He was the fifth son of the Grand Duke of Tuscany, Cosimo I. Due to his birth, he was destined to fulfill a church function, which for the most part concentrated on representing the interests of the de’ Medici family in Rome. He became a cardinal at the age of fourteen, while in time he attained a significant position in the College of Cardinals. It was at his initiative that the still functioning today missionary congregation Propaganda Fide (Sacred Congregation for the Propagation of the Faith), of which he was the administrator,  came to be, as well as the Stamperia Orientale, tasked with printing propaganda materials for missions outside Europe in numerous oriental languages. At the same time he was known for his weakness towards gambling, hunting and ancient art, which he collected with great enthusiasm. He aroused the ire of Pope Sixtus V, adoring the beautiful Clelia Farnese, the widowed daughter of Cardinal Alessandro Farnese, who due to   de’ Medici’s interest in her was quickly married off once again and sent away from Rome.

In the Eternal City, the cardinal lived, organized social meetings, feasts and balls in the de’ Medici Palace – Palazzo Firenze, which he had decorated with frescoes by the Mannerist painter brought to Rome from Florence – Jacopo Zucchi. He adorned three rooms with paintings at the behest of his client. They contained mythological scenes (The Story of Diana), as was fit for such an enthusiast of ancient art, as well as cosmological themes, towards which the cardinal had a great weakness.

During his stay in Rome, Ferdinand gathered an extensive collection of sculptures and objects of ancient art, among which there was the Niobe group, arousing widespread jealousy of the then collectors of art.

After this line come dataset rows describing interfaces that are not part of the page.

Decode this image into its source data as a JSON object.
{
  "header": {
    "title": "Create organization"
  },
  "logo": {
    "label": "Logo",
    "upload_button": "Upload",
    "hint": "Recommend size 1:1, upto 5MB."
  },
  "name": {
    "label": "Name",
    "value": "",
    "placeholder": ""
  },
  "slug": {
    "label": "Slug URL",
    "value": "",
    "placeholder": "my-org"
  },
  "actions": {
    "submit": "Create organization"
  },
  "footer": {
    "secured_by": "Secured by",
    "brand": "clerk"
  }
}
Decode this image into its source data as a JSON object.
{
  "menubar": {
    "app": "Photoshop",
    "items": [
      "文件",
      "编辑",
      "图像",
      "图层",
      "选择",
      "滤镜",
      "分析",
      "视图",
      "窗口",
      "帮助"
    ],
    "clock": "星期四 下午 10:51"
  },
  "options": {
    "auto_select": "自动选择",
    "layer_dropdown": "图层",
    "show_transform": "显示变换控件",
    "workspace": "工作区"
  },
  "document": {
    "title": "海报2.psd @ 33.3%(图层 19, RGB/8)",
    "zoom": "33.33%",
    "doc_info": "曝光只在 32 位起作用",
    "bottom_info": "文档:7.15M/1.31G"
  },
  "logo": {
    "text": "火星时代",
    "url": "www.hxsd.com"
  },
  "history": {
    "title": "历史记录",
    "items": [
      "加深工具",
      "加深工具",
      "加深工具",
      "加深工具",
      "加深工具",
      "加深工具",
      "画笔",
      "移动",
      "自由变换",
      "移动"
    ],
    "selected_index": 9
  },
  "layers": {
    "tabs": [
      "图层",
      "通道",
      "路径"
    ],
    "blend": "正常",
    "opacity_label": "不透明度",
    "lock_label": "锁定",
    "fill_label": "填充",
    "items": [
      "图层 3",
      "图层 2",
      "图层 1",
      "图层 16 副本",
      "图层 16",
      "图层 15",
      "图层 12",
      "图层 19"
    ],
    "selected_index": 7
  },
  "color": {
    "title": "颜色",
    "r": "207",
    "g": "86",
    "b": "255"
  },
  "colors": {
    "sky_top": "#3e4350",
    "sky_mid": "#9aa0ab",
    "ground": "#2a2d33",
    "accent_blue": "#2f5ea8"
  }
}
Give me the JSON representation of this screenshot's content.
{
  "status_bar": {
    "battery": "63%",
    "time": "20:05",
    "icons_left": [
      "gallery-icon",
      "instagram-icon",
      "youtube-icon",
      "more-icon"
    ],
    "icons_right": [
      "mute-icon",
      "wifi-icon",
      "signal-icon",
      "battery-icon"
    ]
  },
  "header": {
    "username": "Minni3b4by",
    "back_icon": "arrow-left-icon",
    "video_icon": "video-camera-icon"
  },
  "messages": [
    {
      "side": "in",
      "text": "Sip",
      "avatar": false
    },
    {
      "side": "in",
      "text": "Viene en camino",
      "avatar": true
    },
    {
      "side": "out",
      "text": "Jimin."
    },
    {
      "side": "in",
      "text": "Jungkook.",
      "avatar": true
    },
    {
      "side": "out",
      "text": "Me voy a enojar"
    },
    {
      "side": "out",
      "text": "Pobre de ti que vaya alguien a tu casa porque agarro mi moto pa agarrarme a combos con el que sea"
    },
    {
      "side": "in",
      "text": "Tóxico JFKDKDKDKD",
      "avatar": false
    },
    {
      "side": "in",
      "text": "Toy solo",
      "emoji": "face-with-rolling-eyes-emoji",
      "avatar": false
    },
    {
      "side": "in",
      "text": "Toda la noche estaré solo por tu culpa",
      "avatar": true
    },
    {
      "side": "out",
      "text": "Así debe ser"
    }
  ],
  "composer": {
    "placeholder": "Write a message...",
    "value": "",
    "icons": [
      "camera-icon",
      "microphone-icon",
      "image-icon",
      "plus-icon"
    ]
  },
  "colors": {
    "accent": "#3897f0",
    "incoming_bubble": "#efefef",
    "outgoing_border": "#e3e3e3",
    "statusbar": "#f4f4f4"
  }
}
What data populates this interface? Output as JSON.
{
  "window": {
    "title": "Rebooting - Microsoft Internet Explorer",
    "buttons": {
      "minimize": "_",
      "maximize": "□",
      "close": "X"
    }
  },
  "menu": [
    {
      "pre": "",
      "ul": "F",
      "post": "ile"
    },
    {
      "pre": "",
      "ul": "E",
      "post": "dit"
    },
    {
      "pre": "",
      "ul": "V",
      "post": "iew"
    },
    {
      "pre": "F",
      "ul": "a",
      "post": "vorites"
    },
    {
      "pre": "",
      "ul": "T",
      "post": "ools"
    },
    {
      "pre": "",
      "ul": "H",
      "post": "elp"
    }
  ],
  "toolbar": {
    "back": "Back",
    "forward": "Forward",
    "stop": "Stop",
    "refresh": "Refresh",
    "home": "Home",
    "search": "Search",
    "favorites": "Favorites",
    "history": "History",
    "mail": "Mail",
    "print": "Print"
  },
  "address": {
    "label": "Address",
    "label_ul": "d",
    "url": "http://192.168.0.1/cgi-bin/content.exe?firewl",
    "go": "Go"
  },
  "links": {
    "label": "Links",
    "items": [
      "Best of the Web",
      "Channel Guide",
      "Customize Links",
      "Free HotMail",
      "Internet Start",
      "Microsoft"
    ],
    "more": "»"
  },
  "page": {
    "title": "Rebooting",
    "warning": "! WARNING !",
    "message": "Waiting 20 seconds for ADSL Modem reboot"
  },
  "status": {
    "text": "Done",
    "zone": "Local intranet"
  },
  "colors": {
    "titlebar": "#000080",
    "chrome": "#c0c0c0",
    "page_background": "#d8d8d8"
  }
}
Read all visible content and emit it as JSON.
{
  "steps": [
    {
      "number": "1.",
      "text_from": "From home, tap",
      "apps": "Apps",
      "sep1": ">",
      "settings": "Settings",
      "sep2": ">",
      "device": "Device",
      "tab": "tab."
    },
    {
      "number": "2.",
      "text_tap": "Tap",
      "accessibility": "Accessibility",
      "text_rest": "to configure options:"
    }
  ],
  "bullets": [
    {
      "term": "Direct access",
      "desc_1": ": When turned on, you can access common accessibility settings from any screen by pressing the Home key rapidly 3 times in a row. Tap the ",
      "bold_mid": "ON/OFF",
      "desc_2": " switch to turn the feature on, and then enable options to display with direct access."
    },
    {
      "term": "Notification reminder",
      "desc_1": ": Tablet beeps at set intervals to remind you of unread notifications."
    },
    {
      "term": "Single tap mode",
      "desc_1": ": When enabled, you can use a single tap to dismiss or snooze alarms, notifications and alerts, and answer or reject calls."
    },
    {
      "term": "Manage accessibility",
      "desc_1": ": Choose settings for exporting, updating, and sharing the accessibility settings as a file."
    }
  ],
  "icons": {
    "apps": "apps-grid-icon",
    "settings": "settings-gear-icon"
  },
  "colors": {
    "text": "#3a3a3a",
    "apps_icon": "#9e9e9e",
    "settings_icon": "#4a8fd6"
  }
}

And it was for the exhibition of his collections that he bought a park on Pincio Hill in 1576, along with a small casino which was part of it and which he had decided to renovate and enlarge, while the whole would be given a character of a luxurious urban villa (villa Medici). In the park, which provided a wonderful view of the city, he had small pavilions and loggias constructed and had the sculptures in his collection placed around it. In one of such pavilions with a view of the vineyards, interesting paintings have been recently discovered. It was most likely in these very pavilions that the cardinal entertained guests, prior to the completion of the main casino. One of the rooms is decorated with grotesque elements, the other in the ceiling part with an aviary – a painting imitating an enclosure, below which the most bizarre birds, small mammals, reptiles and amphibians were collected, a veritable painted zoo. The resting cardinal had in front of his eyes a never-ending spectacle, although it must be admitted that even a standing spectator must be impressed. These decorations, similarly to the plafonds and friezes completed in the casino were entrusted by the cardinal to his favorite – Jacopo Zucchi.

As the cardinal deacon of the Church of   Santa Maria in Domnica Ferdinand financed the construction of the Renaissance ceiling, which is adorned with an imposing de’ Medici family coat of arms.

The church career and stay in Rome of Ferdinand de ’Medici ended in 1587, when after a mysterious and premature death of his brother he discarded the robes of a cardinal a became the   grand duke of Tuscany. Along with him he brought to Florence most of his Roman collections of antique art, which today can be found in the Uffizi Gallery.